Indeed, the Hungarian government has not invoked the “first safe country” argument for Ukrainian refugees reaching Hungary via the Moldova-Romania route, nor did the Hungarian government prevent Ukrainian refugees from continuing their route to other EU member states to seek protection and safe refuge. This demonstrates, yet again, a discriminatory pattern.
Thirdly, it’s quite erroneous for the International Spokesman to state that “since 2015, Prime Minister Viktor Orbán and his government have pursued a migration policy that respects all international regulations and standards” when Hungary has been found guilty of violating its obligations towards asylum seekers and refugees on several occasions by both the Court of Justice of the European Union and the European Court of Human Rights.
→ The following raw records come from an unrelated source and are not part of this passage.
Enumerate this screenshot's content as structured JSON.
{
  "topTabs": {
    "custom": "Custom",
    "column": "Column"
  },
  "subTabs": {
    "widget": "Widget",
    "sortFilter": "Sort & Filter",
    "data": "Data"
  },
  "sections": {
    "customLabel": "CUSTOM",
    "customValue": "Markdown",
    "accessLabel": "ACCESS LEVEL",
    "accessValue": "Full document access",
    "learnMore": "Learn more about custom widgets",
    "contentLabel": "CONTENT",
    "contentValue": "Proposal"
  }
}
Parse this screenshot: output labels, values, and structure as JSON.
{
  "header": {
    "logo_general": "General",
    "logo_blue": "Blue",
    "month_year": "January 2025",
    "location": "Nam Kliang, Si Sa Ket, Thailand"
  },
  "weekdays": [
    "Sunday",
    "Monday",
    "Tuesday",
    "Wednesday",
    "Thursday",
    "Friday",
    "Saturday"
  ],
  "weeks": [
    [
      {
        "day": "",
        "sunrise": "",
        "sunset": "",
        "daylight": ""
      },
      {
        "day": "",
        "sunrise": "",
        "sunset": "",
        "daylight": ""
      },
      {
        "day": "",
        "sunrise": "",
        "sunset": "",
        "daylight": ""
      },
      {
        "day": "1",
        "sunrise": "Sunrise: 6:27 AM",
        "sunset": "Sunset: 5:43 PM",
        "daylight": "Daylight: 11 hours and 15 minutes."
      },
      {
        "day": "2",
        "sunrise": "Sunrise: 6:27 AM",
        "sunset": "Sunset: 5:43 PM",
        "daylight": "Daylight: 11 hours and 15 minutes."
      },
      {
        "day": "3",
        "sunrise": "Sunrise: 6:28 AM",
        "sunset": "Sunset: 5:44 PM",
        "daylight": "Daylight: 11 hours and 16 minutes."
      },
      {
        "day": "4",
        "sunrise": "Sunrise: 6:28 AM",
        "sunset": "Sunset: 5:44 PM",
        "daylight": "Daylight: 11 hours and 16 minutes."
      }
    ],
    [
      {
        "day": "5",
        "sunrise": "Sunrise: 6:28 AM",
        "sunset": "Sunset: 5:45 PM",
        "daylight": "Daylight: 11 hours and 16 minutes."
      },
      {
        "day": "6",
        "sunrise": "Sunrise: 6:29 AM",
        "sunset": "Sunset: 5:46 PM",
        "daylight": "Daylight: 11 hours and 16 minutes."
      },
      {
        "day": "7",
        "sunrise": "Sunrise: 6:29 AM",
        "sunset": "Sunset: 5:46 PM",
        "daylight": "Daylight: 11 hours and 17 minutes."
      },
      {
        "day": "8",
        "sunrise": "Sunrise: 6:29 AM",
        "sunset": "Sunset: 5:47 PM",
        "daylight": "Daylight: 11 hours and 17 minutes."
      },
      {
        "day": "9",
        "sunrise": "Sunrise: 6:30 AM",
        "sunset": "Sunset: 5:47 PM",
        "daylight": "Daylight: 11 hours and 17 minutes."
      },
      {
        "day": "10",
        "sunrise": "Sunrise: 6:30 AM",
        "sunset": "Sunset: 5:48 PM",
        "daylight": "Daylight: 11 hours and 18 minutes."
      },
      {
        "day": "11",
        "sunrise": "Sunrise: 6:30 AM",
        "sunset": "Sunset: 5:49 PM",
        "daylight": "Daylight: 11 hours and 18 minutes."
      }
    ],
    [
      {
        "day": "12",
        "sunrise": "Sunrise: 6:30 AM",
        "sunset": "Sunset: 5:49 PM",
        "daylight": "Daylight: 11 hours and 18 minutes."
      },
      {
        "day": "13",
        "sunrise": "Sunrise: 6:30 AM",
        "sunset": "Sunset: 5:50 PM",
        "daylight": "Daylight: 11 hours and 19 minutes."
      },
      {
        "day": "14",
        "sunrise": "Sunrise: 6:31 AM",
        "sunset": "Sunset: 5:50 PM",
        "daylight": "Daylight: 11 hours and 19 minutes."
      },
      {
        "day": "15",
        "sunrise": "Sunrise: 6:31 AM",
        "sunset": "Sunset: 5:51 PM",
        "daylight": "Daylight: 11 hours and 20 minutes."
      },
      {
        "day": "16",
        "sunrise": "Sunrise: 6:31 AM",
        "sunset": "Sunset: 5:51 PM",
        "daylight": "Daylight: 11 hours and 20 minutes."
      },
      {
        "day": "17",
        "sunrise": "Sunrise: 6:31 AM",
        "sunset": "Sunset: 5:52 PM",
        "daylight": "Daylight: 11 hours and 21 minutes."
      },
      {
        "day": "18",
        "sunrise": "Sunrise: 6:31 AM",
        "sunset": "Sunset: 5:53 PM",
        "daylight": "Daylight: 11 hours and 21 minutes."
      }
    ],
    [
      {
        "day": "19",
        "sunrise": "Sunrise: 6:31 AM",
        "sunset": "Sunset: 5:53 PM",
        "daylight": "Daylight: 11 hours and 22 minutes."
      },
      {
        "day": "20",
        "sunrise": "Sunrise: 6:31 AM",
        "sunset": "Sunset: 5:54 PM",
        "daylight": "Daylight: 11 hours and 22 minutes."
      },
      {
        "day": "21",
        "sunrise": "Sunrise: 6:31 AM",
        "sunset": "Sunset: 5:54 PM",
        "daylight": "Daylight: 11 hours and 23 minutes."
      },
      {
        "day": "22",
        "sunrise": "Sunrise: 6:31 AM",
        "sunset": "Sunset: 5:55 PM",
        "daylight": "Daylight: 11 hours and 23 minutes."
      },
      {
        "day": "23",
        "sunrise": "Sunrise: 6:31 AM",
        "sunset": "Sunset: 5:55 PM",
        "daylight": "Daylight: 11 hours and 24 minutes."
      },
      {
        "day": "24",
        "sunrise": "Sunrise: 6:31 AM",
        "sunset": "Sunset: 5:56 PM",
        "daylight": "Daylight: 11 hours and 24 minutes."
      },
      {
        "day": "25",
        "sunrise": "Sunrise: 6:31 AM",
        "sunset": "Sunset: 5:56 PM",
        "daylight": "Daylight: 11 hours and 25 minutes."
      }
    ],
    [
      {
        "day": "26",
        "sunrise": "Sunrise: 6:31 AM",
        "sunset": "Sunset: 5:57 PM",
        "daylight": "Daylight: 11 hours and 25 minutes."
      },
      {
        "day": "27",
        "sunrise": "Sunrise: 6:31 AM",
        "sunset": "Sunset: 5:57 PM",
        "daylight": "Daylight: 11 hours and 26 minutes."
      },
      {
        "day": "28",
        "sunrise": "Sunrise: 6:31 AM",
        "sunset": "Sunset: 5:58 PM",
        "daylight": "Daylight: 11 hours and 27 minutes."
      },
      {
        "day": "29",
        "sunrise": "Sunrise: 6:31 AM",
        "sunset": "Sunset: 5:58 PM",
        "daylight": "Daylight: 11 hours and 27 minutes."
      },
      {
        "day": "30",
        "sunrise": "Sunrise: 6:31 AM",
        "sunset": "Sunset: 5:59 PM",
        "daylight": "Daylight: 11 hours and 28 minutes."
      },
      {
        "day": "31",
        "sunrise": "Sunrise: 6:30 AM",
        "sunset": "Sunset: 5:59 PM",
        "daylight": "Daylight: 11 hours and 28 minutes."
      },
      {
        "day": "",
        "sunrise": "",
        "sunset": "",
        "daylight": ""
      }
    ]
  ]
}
Concerning the exact topic of our recent press release regarding the transit zones situated at the Serbian-Hungarian border, in December 2020, the Court of Justice of the European Union (CJEU) found that Hungary’s legislation on the rules and practices applied there was contrary to EU law, in particular the Asylum Procedures Directive, the Reception Conditions Directive, and the Return Directive.
Similarly, less than a year ago, in November 2021, the CJEU found that Hungary violated both the Procedures and Reception Directives by rejecting the asylum applications of those arriving in Hungary through a “safe transit country” as “inadmissible” and by unlawfully criminalizing the activities of those who provided assistance to asylum-seekers.
Again, two years before that, in November 2019, the European Court of Human Rights (ECtHR) Grand Chamber judgment in Ilias and Ahmed v Hungary found that Hungary breached its obligations, in particular Article 13 (right to an effective remedy) and Article 3 (prohibition of inhuman or degrading treatment), by returning two Bangladeshi asylum-seekers to Serbia without considering the risk that they might be exposed to inhuman and degrading treatment upon their arrival.
In general, it is widely reported how Hungarian authorities have gradually restricted access to the country for refugees and asylum seekers in the last decade and endangered their lives in many ways, including denying food distribution, detaining them arbitrarily while awaiting the outcome of their asylum application, and violently pushing them back across its borders.
In December 2015, the scale of the suffering of refugees and asylum-seekers both at Hungary’s borders and in the country was so high and wide that it triggered the opening of an infringement procedure by the European Commission, culminating in the judgment of the European Court of Justice of 17 December 2020.
This inhumane situation goes way back before the Ukrainian war and the current double standard employed, which Euro-Med Monitor referred to as “akin to migratory apartheid.” In 2019, the Hungarian Helsinki Committee – the referral organization for legal assistance according to UNHCR Hungary – even denounced the systemic rights violations committed against migrants in Hungary at Europe's largest annual human rights and democracy conference, the Human Dimension Implementation Meeting of the Organization for the Security and Cooperation in Europe (OSCE).
In conclusion, it is important to recall that this is not a “new storyline,” and Euro-Med Human Rights Monitor is not simply part of “migration aficionados and liberal expert groups.” The matter is neither political nor left-wing, rather, it is an international law and fundamental human rights concern touching concrete people, and as such, it deserves its accuracy, truthfulness, awareness, and care.